With this set up, an electric current of about 30μA is counted on the ammeter – fig. 2, when in the Zn electrode chamber, water is used. After long time of working, the Zn electrode is consumed, and at Cu electrode no visual modifications are observed.
Figure 2. Variant of home battery
An electric current of about 50μA is counted on the ammeter – fig. 3, when in the Zn electrode chamber, vinegar is used as electrolyte. After shorter time of working, the Zn electrode is consumed, and at Cu electrode no visual modifications are observed. Bubbles of hydrogen develop on Zn electrode.
Figure 3 Variant of home made battery
An electric current from 50μA up to 5mA is counted on the ammeter, when in the Zn electrode chamber, a sulfuric acid on growing concentration is used as electrolyte.
When sulfuric acid is used, at Zn electrode it can be clearly observed the release of hydrogen gas simultaneously with rapid Zn electrode consume (fig. 4). Formed ZnSO4 gives opalescence in the compartment and starts to sediment when quantity produced is greater then its solubility. At Cu electrode no visual effects are observed.
Fig. 4 Consume of Zn electrode in sulfuric acid (null current when no contact between Zn and solution exists)
Background and actual explanation
Hundreds of years ago, first successes were counted in electricity as result of galvanic elements and electrolysis explanation.
For a battery to work, both an oxidation and a reduction must happen; one generates electrons at one electrode, and the other uses them up at the other electrode. Each of these is called a "half reaction". If the electrodes are connected outside the cell by a circuit, electrons flow through it and the full reaction is completed.
As is presented in any low level science book, when a salt bridge is used for the construction of an electrochemical cell, the bridge – fig. 5, is actively involved in chemical processes taking place at electrodes.
Figure 5.Salt bridge and electrochemical cell
At beginning, each solution is neutral, with the number of positive charges balance the negative ones, but, as a consequence of the electron processes at the electrodes, ions will inevitably be produced or destroyed, or else their charges will be changed. This means that the solutions in the ,,anode” and ,,cathode” compartments will no longer be electrically neutral. In order to maintain solution neutrality, ions must be transferred from between compartments. This can be accomplished most conveniently using a salt bridge, which often contains a saturated solution of potassium nitrate or potassium chloride, KCl. Whilst the cells are being “discharged”, ions are continually moving from salt bridge to both compartment in order to maintain solution neutrality. Without a salt bridge the process would stop almost as soon as it started.
Let’s take as example the simple cell:
As Zn2+salt we can use ZnSO4dissolved in water and as Cu2+solution, CuSO4dissolved in water.
Now, at the negative electrode:
Zn = Zn2++ 2e-

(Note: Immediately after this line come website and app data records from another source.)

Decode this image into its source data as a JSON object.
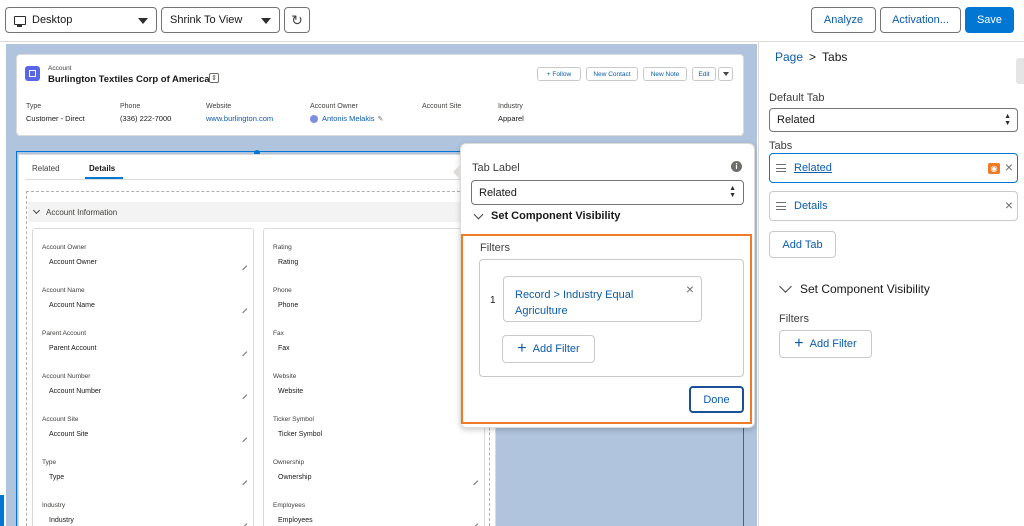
{
  "toolbar": {
    "device": "Desktop",
    "zoom": "Shrink To View",
    "analyze": "Analyze",
    "activation": "Activation...",
    "save": "Save"
  },
  "record": {
    "object": "Account",
    "name": "Burlington Textiles Corp of America",
    "actions": [
      "+ Follow",
      "New Contact",
      "New Note",
      "Edit"
    ],
    "highlights": [
      {
        "label": "Type",
        "value": "Customer - Direct"
      },
      {
        "label": "Phone",
        "value": "(336) 222-7000"
      },
      {
        "label": "Website",
        "value": "www.burlington.com"
      },
      {
        "label": "Account Owner",
        "value": "Antonis Melakis"
      },
      {
        "label": "Account Site",
        "value": ""
      },
      {
        "label": "Industry",
        "value": "Apparel"
      }
    ]
  },
  "detail_tabs": [
    "Related",
    "Details"
  ],
  "section_title": "Account Information",
  "left_fields": [
    {
      "label": "Account Owner",
      "value": "Account Owner"
    },
    {
      "label": "Account Name",
      "value": "Account Name"
    },
    {
      "label": "Parent Account",
      "value": "Parent Account"
    },
    {
      "label": "Account Number",
      "value": "Account Number"
    },
    {
      "label": "Account Site",
      "value": "Account Site"
    },
    {
      "label": "Type",
      "value": "Type"
    },
    {
      "label": "Industry",
      "value": "Industry"
    }
  ],
  "right_fields": [
    {
      "label": "Rating",
      "value": "Rating"
    },
    {
      "label": "Phone",
      "value": "Phone"
    },
    {
      "label": "Fax",
      "value": "Fax"
    },
    {
      "label": "Website",
      "value": "Website"
    },
    {
      "label": "Ticker Symbol",
      "value": "Ticker Symbol"
    },
    {
      "label": "Ownership",
      "value": "Ownership"
    },
    {
      "label": "Employees",
      "value": "Employees"
    }
  ],
  "popover": {
    "tab_label_title": "Tab Label",
    "tab_label_value": "Related",
    "visibility_title": "Set Component Visibility",
    "filters_title": "Filters",
    "filter_number": "1",
    "filter_text": "Record > Industry Equal Agriculture",
    "add_filter": "Add Filter",
    "done": "Done"
  },
  "panel": {
    "breadcrumb_page": "Page",
    "breadcrumb_sep": ">",
    "breadcrumb_current": "Tabs",
    "default_tab_label": "Default Tab",
    "default_tab_value": "Related",
    "tabs_label": "Tabs",
    "tabs": [
      "Related",
      "Details"
    ],
    "add_tab": "Add Tab",
    "visibility_title": "Set Component Visibility",
    "filters_label": "Filters",
    "add_filter": "Add Filter"
  },
  "colors": {
    "brand": "#0176d3",
    "highlight": "#f07b27",
    "canvas": "#b0c4de"
  }
}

i.e. Zn2+(aq) are being formed, and these will immediately out-balance the SO42–ions in solution and cause it to become increasingly positive.
Conversely at the positive electrode:

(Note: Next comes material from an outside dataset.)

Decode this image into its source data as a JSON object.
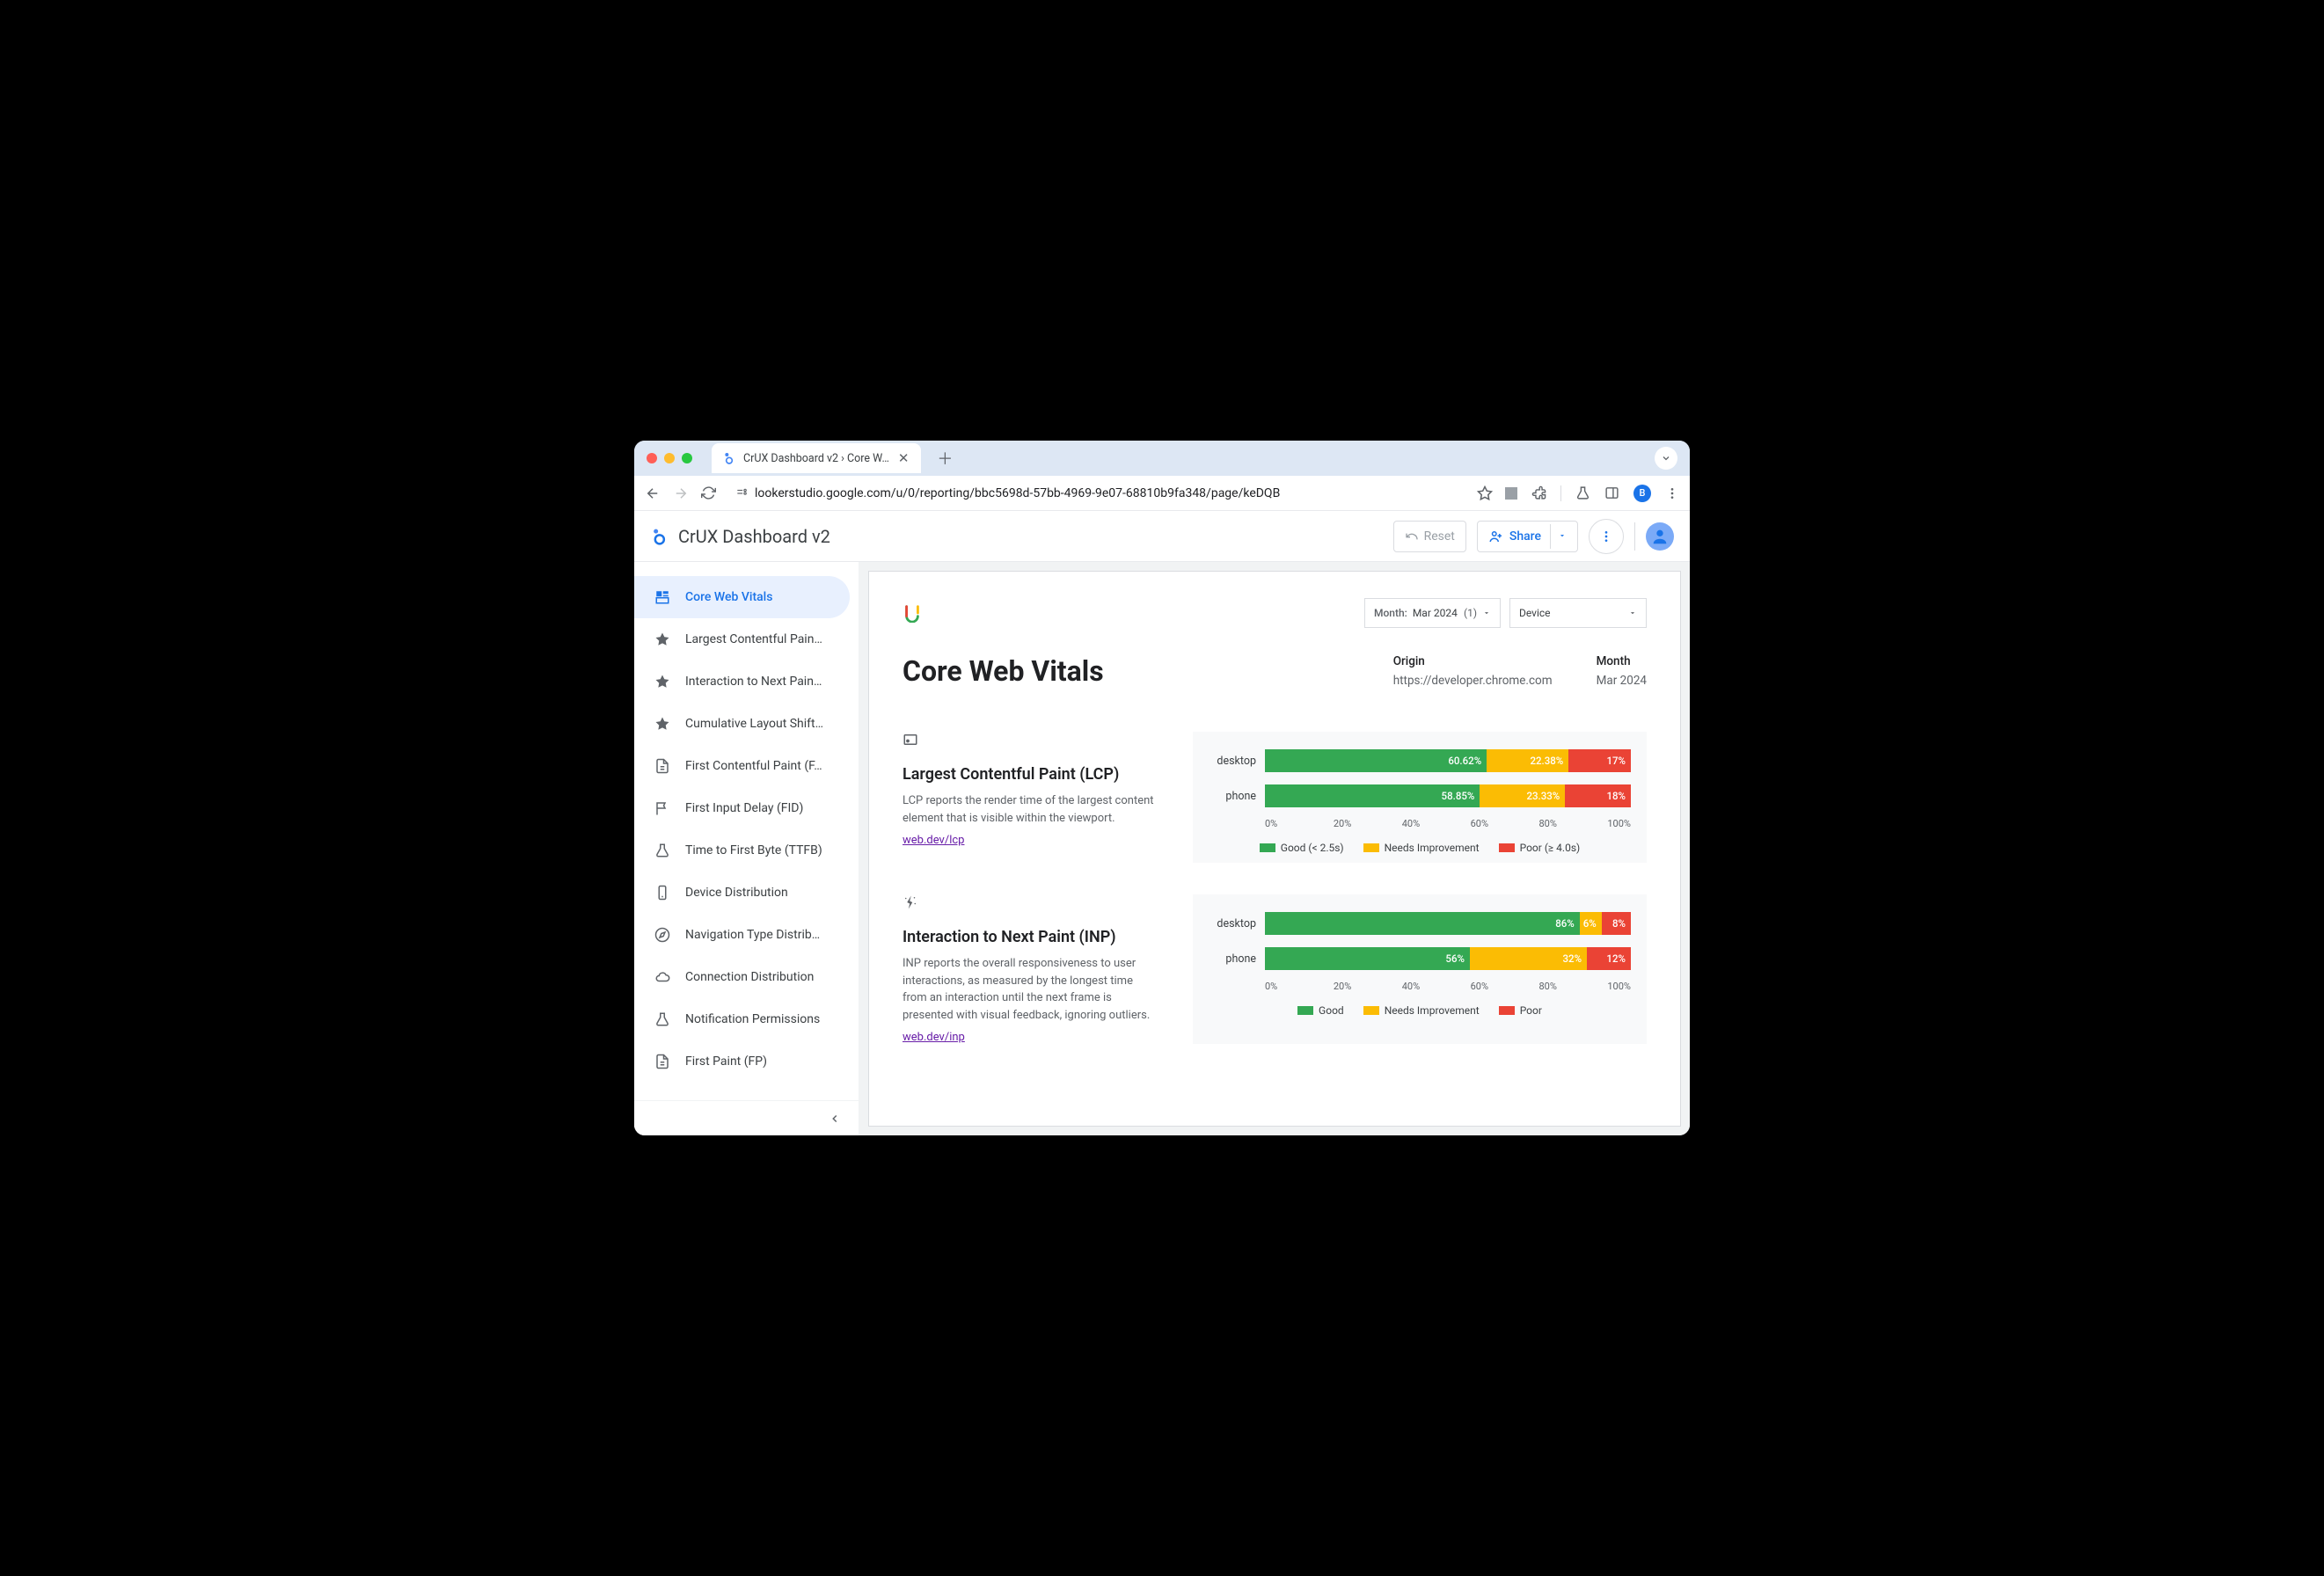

Cu2++ 2e- = Cu
i.e. Cu2+(aq) are being destroyed, leaving a surplus of SO42–ions which would make the solution increasingly negative.
NegativeCl–(aq) ions leak out of the salt bridge into the Zn electrode space, re-establishing the neutrality required. Likewise, in the Cu electrode space, potassium positive ions will re-establish the neutrality of the solution.
As can be observed, the salt bridge completes the electrical circuit by connecting the two half cells with ions as the charge carriers.
The actual orthodox interpretation is absurd and denies the experimental reality. As can be observed in this simple battery, both,,oxidation” and ,,reduction” phenomena take place at the same electrode (Zn electrode), and, in the same time, a electric current is counted in external circuit.
Secondary, a non ionic salt bridge is used so again, the absurdity of ions movement as explanation for a current in the external circuit does not need any comment.
The proposed explanation will be formulated in detail in the book based on a new definition for the electric current.
In the new definition an electric current has nothing to do with a charge movement.
The framework for the conversion of chemical energy in electric energy is completely changed.